From the southern side of Loch Eil, we again saw The Jacobite, aka Harry Potter’s train, passing along the northern side.

Highland ponies glimpsed from the van
Yet more while-tailed eagles. Jon thought they might be the same we had seen before breakfast.
Highland cows, in their original colour. The Victorians preferred the red, so red was bred to become the norm.
Jon sees what he can see.
I cannot find this caterpillar in my butterfly book, but an internet search leads me to think it may be that of a Knot grass moth.
An alpaca and two rheas, not animals you expect to see in the Scottish Highlands

Around midday, we left the van for a walk up Stronchreggan, off Loch Linnhe.

David, Jon and Angela ahead of me
One of the largest British dragonflies, the golden-ringed
Two of the smallest, black darters

The others got very excited to see this, an azure hawker. It is only found in the West Highlands. And according to my book, this was pretty late for it to be about.

This, on the other hand, was just a common hawker…

The moon was going down…

Unconnected with that, we had to turn round and make our way back to the van, not least to have some lunch. But I held back, so reluctant was I to tear myself away from the magnificent view, and just being – warm what’s more – in such wild splendour. I took large breaths to try to take it in.

Comma butterfly, unusual in Scotland apparently

We moved further down Loch Linnhe,

and went for another walk, this time along the Cona Glen.

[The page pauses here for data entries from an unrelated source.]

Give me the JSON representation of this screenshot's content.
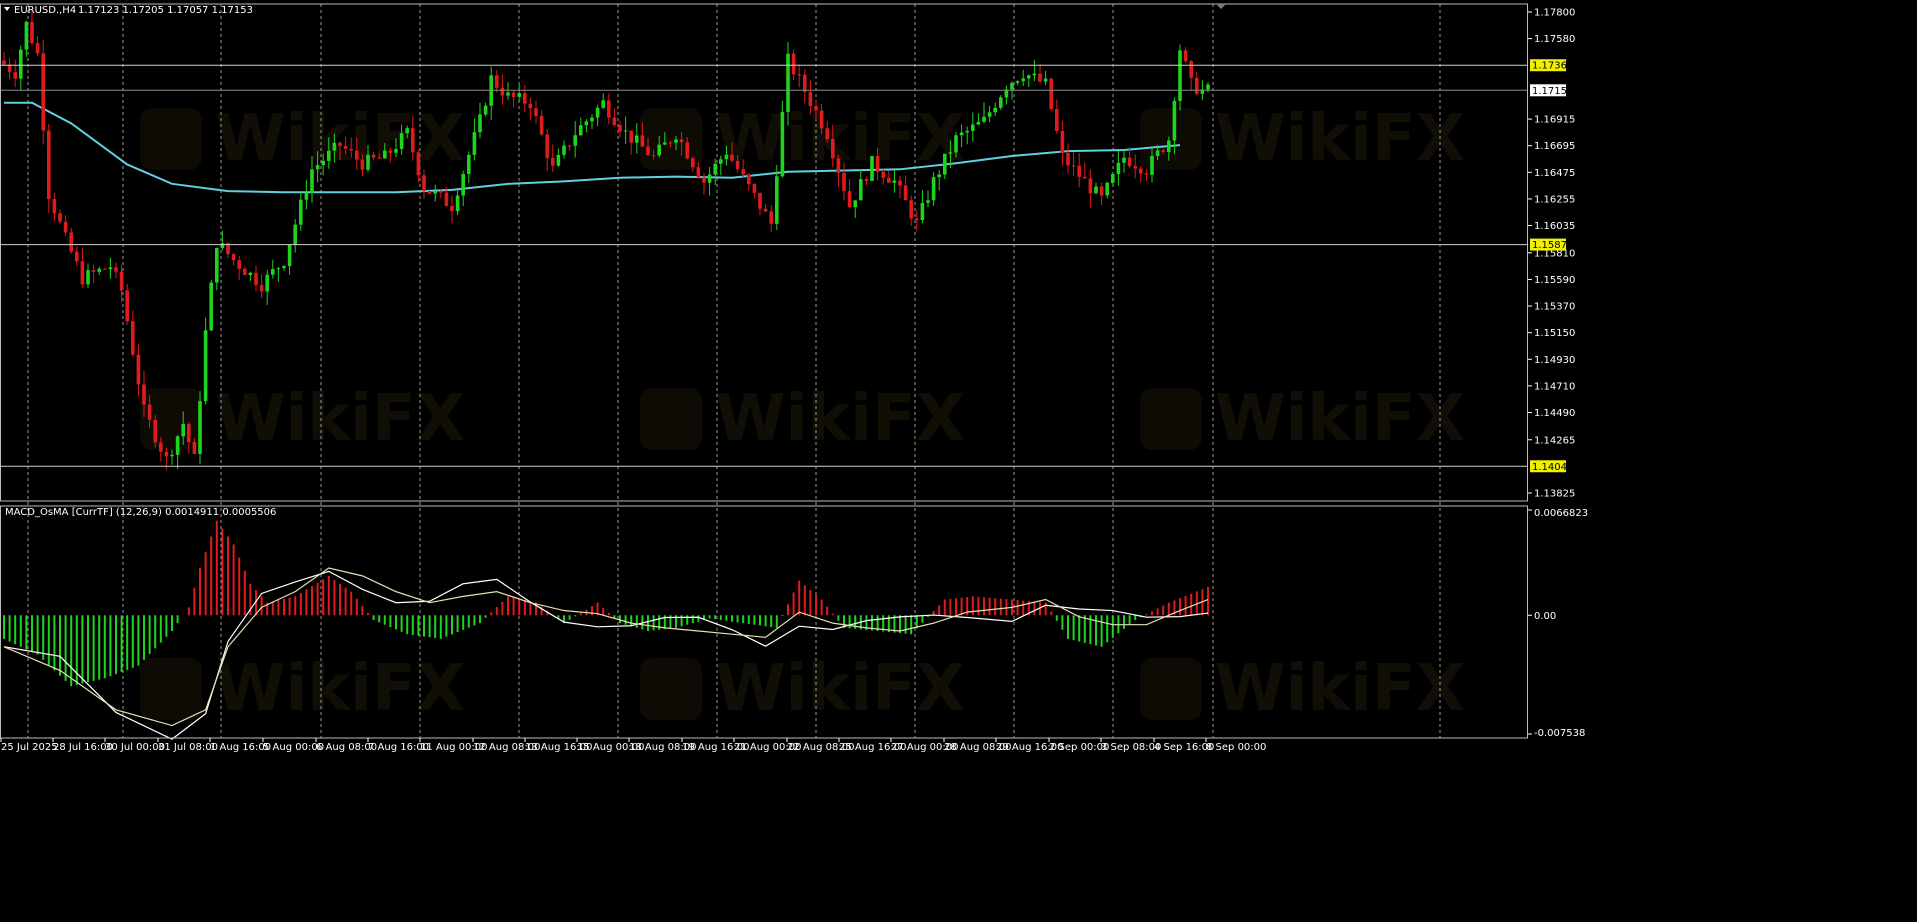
{
  "header": {
    "symbol": "EURUSD.,H4",
    "ohlc": "1.17123 1.17205 1.17057 1.17153",
    "indicator": "MACD_OsMA [CurrTF] (12,26,9) 0.0014911 0.0005506"
  },
  "watermark": "WikiFX",
  "colors": {
    "background": "#000000",
    "bull": "#1fd41f",
    "bear": "#e01b1b",
    "ma": "#5fd0e0",
    "grid": "#d8d8d8",
    "hline": "#cfcfcf",
    "hline_label_bg": "#f0f000",
    "price_label_bg": "#ffffff"
  },
  "price_axis": {
    "labels": [
      "1.17800",
      "1.17580",
      "1.16915",
      "1.16695",
      "1.16475",
      "1.16255",
      "1.16035",
      "1.15810",
      "1.15590",
      "1.15370",
      "1.15150",
      "1.14930",
      "1.14710",
      "1.14490",
      "1.14265",
      "1.13825"
    ],
    "hlines": [
      "1.17360",
      "1.15878",
      "1.14046"
    ],
    "current_price": "1.17153"
  },
  "indicator_axis": {
    "top": "0.0066823",
    "zero": "0.00",
    "bottom": "-0.007538"
  },
  "time_axis": [
    "25 Jul 2025",
    "28 Jul 16:00",
    "30 Jul 00:00",
    "31 Jul 08:00",
    "1 Aug 16:00",
    "5 Aug 00:00",
    "6 Aug 08:00",
    "7 Aug 16:00",
    "11 Aug 00:00",
    "12 Aug 08:00",
    "13 Aug 16:00",
    "15 Aug 00:00",
    "18 Aug 08:00",
    "19 Aug 16:00",
    "21 Aug 00:00",
    "22 Aug 08:00",
    "25 Aug 16:00",
    "27 Aug 00:00",
    "28 Aug 08:00",
    "29 Aug 16:00",
    "2 Sep 00:00",
    "3 Sep 08:00",
    "4 Sep 16:00",
    "8 Sep 00:00"
  ],
  "chart_data": {
    "type": "candlestick",
    "symbol": "EURUSD",
    "timeframe": "H4",
    "price_range": [
      1.1378,
      1.1786
    ],
    "moving_average": {
      "anchors": [
        [
          0,
          1.1705
        ],
        [
          5,
          1.1705
        ],
        [
          12,
          1.1688
        ],
        [
          22,
          1.1654
        ],
        [
          30,
          1.1638
        ],
        [
          40,
          1.1632
        ],
        [
          50,
          1.1631
        ],
        [
          60,
          1.1631
        ],
        [
          70,
          1.1631
        ],
        [
          80,
          1.1633
        ],
        [
          90,
          1.1638
        ],
        [
          100,
          1.164
        ],
        [
          110,
          1.1643
        ],
        [
          120,
          1.1644
        ],
        [
          130,
          1.1643
        ],
        [
          140,
          1.1648
        ],
        [
          150,
          1.1649
        ],
        [
          160,
          1.165
        ],
        [
          170,
          1.1655
        ],
        [
          180,
          1.1661
        ],
        [
          190,
          1.1665
        ],
        [
          200,
          1.1666
        ],
        [
          210,
          1.167
        ]
      ]
    },
    "price_keypoints": [
      [
        0,
        1.174
      ],
      [
        3,
        1.173
      ],
      [
        5,
        1.177
      ],
      [
        7,
        1.1745
      ],
      [
        9,
        1.163
      ],
      [
        12,
        1.1592
      ],
      [
        15,
        1.156
      ],
      [
        20,
        1.157
      ],
      [
        22,
        1.155
      ],
      [
        26,
        1.145
      ],
      [
        30,
        1.141
      ],
      [
        33,
        1.144
      ],
      [
        35,
        1.141
      ],
      [
        37,
        1.1515
      ],
      [
        39,
        1.159
      ],
      [
        42,
        1.1575
      ],
      [
        47,
        1.1555
      ],
      [
        51,
        1.1575
      ],
      [
        56,
        1.165
      ],
      [
        61,
        1.167
      ],
      [
        65,
        1.1655
      ],
      [
        69,
        1.166
      ],
      [
        73,
        1.168
      ],
      [
        76,
        1.1635
      ],
      [
        81,
        1.162
      ],
      [
        86,
        1.169
      ],
      [
        88,
        1.1725
      ],
      [
        91,
        1.171
      ],
      [
        95,
        1.1705
      ],
      [
        99,
        1.165
      ],
      [
        103,
        1.168
      ],
      [
        108,
        1.1705
      ],
      [
        112,
        1.168
      ],
      [
        117,
        1.166
      ],
      [
        121,
        1.168
      ],
      [
        126,
        1.164
      ],
      [
        130,
        1.1665
      ],
      [
        134,
        1.1635
      ],
      [
        138,
        1.1605
      ],
      [
        141,
        1.174
      ],
      [
        144,
        1.1715
      ],
      [
        148,
        1.168
      ],
      [
        152,
        1.162
      ],
      [
        156,
        1.1655
      ],
      [
        160,
        1.164
      ],
      [
        164,
        1.1605
      ],
      [
        167,
        1.164
      ],
      [
        171,
        1.1675
      ],
      [
        176,
        1.169
      ],
      [
        180,
        1.172
      ],
      [
        183,
        1.173
      ],
      [
        187,
        1.172
      ],
      [
        190,
        1.166
      ],
      [
        194,
        1.164
      ],
      [
        197,
        1.1625
      ],
      [
        201,
        1.166
      ],
      [
        205,
        1.165
      ],
      [
        209,
        1.1675
      ],
      [
        211,
        1.175
      ],
      [
        213,
        1.172
      ],
      [
        215,
        1.1715
      ]
    ],
    "candle_count": 216,
    "macd_keypoints": [
      [
        0,
        -0.0015
      ],
      [
        6,
        -0.0025
      ],
      [
        12,
        -0.0045
      ],
      [
        18,
        -0.004
      ],
      [
        24,
        -0.0032
      ],
      [
        30,
        -0.001
      ],
      [
        33,
        0.0005
      ],
      [
        35,
        0.003
      ],
      [
        38,
        0.006
      ],
      [
        41,
        0.0045
      ],
      [
        44,
        0.002
      ],
      [
        47,
        0.0008
      ],
      [
        52,
        0.0012
      ],
      [
        58,
        0.0025
      ],
      [
        62,
        0.0015
      ],
      [
        66,
        -0.0003
      ],
      [
        72,
        -0.0012
      ],
      [
        78,
        -0.0015
      ],
      [
        85,
        -0.0005
      ],
      [
        90,
        0.0012
      ],
      [
        95,
        0.0008
      ],
      [
        100,
        -0.0005
      ],
      [
        106,
        0.0008
      ],
      [
        110,
        -0.0005
      ],
      [
        115,
        -0.001
      ],
      [
        120,
        -0.0008
      ],
      [
        126,
        -0.0002
      ],
      [
        132,
        -0.0005
      ],
      [
        138,
        -0.0008
      ],
      [
        142,
        0.0022
      ],
      [
        146,
        0.001
      ],
      [
        150,
        -0.0008
      ],
      [
        156,
        -0.001
      ],
      [
        162,
        -0.0012
      ],
      [
        168,
        0.001
      ],
      [
        173,
        0.0012
      ],
      [
        180,
        0.001
      ],
      [
        186,
        0.0008
      ],
      [
        190,
        -0.0015
      ],
      [
        196,
        -0.002
      ],
      [
        202,
        -0.0003
      ],
      [
        208,
        0.0008
      ],
      [
        215,
        0.0018
      ]
    ],
    "macd_signal_keypoints": [
      [
        0,
        -0.002
      ],
      [
        10,
        -0.0035
      ],
      [
        20,
        -0.006
      ],
      [
        30,
        -0.007
      ],
      [
        36,
        -0.006
      ],
      [
        40,
        -0.002
      ],
      [
        46,
        0.0005
      ],
      [
        52,
        0.0015
      ],
      [
        58,
        0.003
      ],
      [
        64,
        0.0025
      ],
      [
        70,
        0.0015
      ],
      [
        76,
        0.0008
      ],
      [
        82,
        0.0012
      ],
      [
        88,
        0.0015
      ],
      [
        94,
        0.0008
      ],
      [
        100,
        0.0003
      ],
      [
        106,
        0.0001
      ],
      [
        112,
        -0.0005
      ],
      [
        118,
        -0.0008
      ],
      [
        124,
        -0.001
      ],
      [
        130,
        -0.0012
      ],
      [
        136,
        -0.0014
      ],
      [
        142,
        0.0002
      ],
      [
        148,
        -0.0005
      ],
      [
        154,
        -0.0008
      ],
      [
        160,
        -0.001
      ],
      [
        166,
        -0.0005
      ],
      [
        172,
        0.0002
      ],
      [
        180,
        0.0005
      ],
      [
        186,
        0.001
      ],
      [
        192,
        -0.0001
      ],
      [
        198,
        -0.0006
      ],
      [
        204,
        -0.0006
      ],
      [
        210,
        0.0003
      ],
      [
        215,
        0.001
      ]
    ]
  }
}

David was very keen to find a Scotch argus butterfly. As we were about to turn round, Jon and Angela found one for him, and caught it in their net. It was very near the end of its active life, but at least it was a Scotch argus.

Meadow pipit

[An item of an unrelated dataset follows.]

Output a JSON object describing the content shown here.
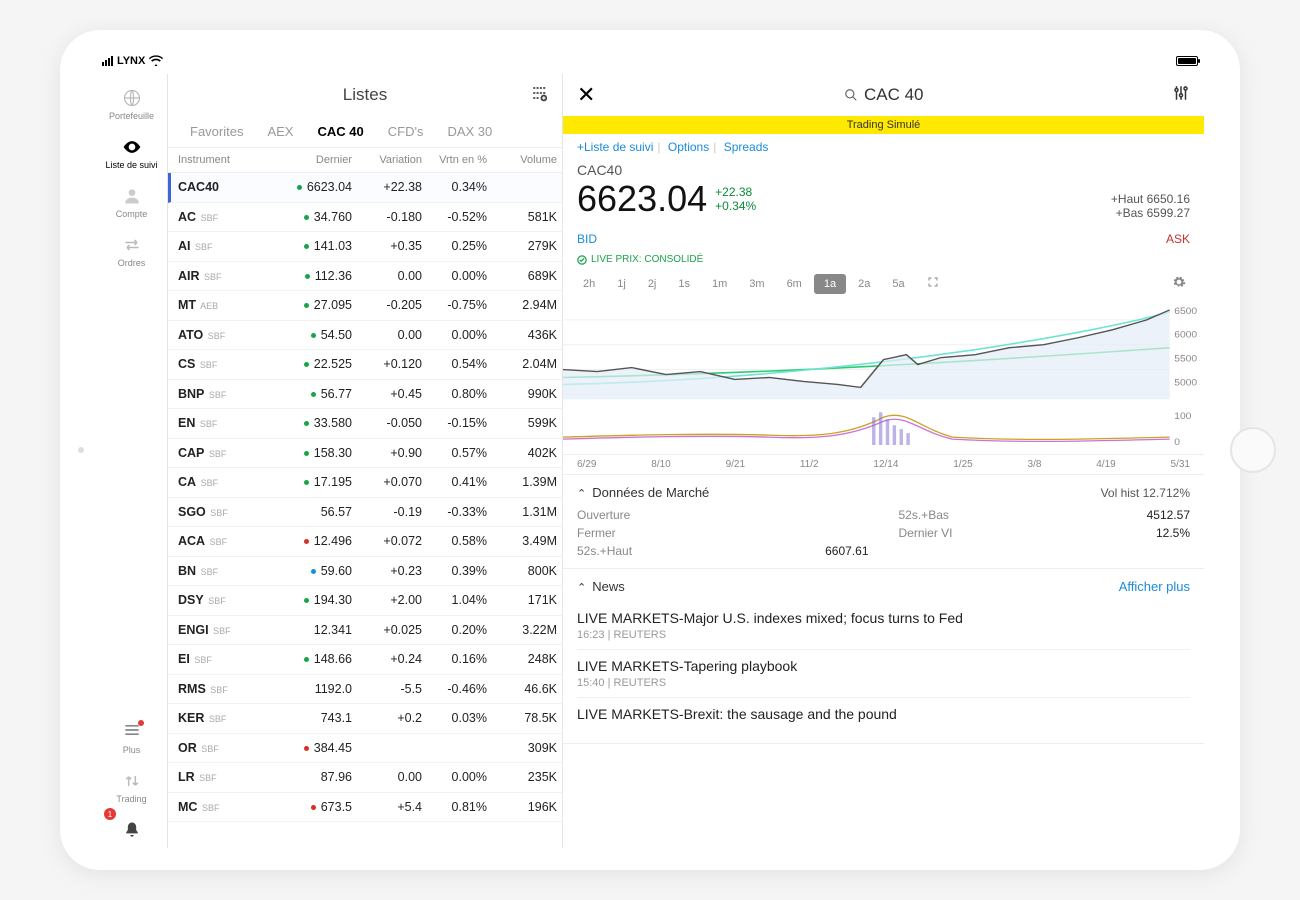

A final look at Ben Nevis, and it was time for home. We returned via the Corran Ferry.

A pine marten decided to oblige before dinner, while there was still some reasonable light for photos.

Those claws!

The wildlife trip was over, but not my holiday. Because of transport timings, I had to remain in the area for another day, so stayed in Fort William on the second Saturday night. The last post in this series will recount a very different day, yet one with some links to the previous six.